CROWD1 likewise touts a pairing incentive payable in euros to encourage member-investors to recruit new members.

Representing itself as a digital marketing business, CROWD1 claims it generates income from online games and facilitates the generation by its members of residual income from its affiliate gaming companies such as AFFIGLO and MIGGSTER.

The SEC, however, ruled that CROWD1’s scheme involved the sale and/or offer of securities in the form of investment contracts and, thus, required a secondary license under Republic Act No. 8799, or The Securities Regulation Code (SRC).

Rule 26.3.5 of the 2015 Implementing Rules and Regulations (IRR) of the SRC defines an investment contract as “a contract, transaction or scheme whereby a person invests his money in a common enterprise and is led to expect profits primarily through the efforts of others.”

An investment contract is presumed to exist when a person seeks to use the money or property of other persons on the promise of profits. Also, a common enterprise is deemed created when two or more investors pool their resources even if the promoter receives nothing more than a broker’s commission.

In this light, the SEC held that CROWD1 engaged in the sale and/or offer for sale of securities in the form of investment contracts.

The Commission also ruled that the act of CROWD1 of publishing and making presentations on its investment/ business scheme through its website, Facebook, YouTube and on-ground events, and inviting investors constituted a public offering as defined under Rule 3.1.17 of the 2015 IRR of the SRC.

Section 8 of the SRC provides that securities shall not be sold or offered for sale or distribution within the Philippines, without a registration statement duly filed with and approved by the SEC.

CROWD1 neither secured a secondary license to operate as a broker/dealer, registered as issuer of mutual funds, exchange-traded funds or proprietary/ nonproprietary shares, nor registered any securities pursuant to the SRC.

CROWD1 only registered as a corporation for the primary purpose of engaging in business process outsourcing services.

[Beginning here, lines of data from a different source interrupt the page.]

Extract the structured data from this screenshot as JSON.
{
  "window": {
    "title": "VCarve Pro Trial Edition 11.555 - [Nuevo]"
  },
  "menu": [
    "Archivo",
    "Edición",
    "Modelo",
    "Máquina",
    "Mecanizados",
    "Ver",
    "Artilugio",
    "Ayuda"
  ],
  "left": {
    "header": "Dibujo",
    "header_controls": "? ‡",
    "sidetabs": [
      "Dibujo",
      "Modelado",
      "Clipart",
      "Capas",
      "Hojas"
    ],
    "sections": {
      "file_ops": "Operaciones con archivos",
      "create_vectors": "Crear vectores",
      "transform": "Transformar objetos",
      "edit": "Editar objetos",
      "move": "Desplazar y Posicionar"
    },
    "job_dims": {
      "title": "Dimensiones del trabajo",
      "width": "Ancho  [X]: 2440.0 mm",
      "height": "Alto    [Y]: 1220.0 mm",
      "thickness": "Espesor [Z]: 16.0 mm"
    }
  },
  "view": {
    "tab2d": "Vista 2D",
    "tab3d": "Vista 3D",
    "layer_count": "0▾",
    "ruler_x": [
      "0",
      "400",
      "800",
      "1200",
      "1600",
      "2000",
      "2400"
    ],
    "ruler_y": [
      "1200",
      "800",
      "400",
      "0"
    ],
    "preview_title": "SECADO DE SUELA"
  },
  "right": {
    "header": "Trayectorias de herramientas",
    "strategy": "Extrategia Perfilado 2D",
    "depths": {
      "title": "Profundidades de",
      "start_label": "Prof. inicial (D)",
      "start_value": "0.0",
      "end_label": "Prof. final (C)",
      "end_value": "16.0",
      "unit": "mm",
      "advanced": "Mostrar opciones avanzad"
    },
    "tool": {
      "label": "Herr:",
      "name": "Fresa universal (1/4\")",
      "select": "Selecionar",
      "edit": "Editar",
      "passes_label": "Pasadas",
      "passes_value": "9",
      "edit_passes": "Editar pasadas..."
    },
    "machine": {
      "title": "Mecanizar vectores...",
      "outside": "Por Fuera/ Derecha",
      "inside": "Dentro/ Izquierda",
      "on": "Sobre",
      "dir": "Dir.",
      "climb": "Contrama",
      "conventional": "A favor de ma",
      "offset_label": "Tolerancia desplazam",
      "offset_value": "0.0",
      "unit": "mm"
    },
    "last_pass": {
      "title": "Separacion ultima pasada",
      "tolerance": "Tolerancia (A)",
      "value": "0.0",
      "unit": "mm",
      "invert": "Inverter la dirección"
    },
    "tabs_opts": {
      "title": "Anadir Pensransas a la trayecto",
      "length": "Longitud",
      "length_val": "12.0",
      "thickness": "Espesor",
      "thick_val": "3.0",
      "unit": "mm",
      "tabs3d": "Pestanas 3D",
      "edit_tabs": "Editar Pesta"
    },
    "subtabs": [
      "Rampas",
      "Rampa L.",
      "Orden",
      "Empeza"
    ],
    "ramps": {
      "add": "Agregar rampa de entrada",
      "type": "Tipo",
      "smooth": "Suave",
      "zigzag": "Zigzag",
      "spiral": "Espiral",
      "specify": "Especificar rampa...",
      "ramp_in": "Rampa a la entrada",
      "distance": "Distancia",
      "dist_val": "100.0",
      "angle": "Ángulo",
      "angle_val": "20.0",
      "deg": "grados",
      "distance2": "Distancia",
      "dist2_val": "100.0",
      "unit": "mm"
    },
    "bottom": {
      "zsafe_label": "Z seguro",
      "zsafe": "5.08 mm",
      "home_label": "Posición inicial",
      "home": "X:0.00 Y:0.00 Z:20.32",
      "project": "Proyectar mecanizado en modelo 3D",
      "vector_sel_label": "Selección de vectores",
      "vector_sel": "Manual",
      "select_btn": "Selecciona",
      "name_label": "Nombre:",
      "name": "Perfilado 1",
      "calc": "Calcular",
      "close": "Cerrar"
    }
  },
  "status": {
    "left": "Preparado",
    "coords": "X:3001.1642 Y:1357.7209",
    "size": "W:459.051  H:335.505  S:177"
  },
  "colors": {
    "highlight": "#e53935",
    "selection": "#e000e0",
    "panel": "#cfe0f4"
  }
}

The SEC, however, emphasized that the certificate of incorporation granted to CROWD1 explicitly prohibited the corporation from soliciting, accepting or taking investments or placements from the public as well as from issuing investment contracts.

The Commission initially advised the public to exercise caution in dealing with individuals and groups representing CROWD1 through an advisory dated April 28, after gathering information about the corporation’s unauthorized investment-solicitation activities.

Acting on numerous complaints, reports and inquiries, the SEC Enforcement and Investor Protection Department (EIPD) conducted an investigation, which included surveillance and field operations, for possible violations of the SRC and its IRR.

The EIPD was then able to establish by substantial evidence that CROWD1 was selling and/or offering securities to the public in the form of investment contracts without the required secondary license from the Commission.

Based on the findings and evidence gathered, the SEC proceeded with the issuance of a cease and desist order against CROWD1.

“[I]t is clear that CROWD1 is not authorized to sell or offer its educational packages to the public because they are securities in the form of investment contracts, and CROWD1 does not have the requisite license from this Commission,” the order read.

“This undoubtedly warrants the issuance of a cease and desist order because the act of CROWD1 in selling/ offering unregistered securities operates as a fraud to the public which, if unrestrained, will likely cause grave or irreparable injury or prejudice to the investing public.”

The SEC earlier issued similar cease and desist orders against Lion City Finance Group, Inc. and Payasian Pte. Ltd. Corporation for selling and/or offering to the public securities in the form of investments contract without the necessary licenses.

Lion City obtained funds from the public allegedly to finance its various business transactions and operations. It promised a pure passive income of at least 10% a month and issued postdated checks to investors covering the amount of the guaranteed return on investment.

Payasian, meanwhile, enticed investors to buy Paya Coins and hold them for six months in order to receive 30% additional Paya Rewards. The group also offered referral rewards.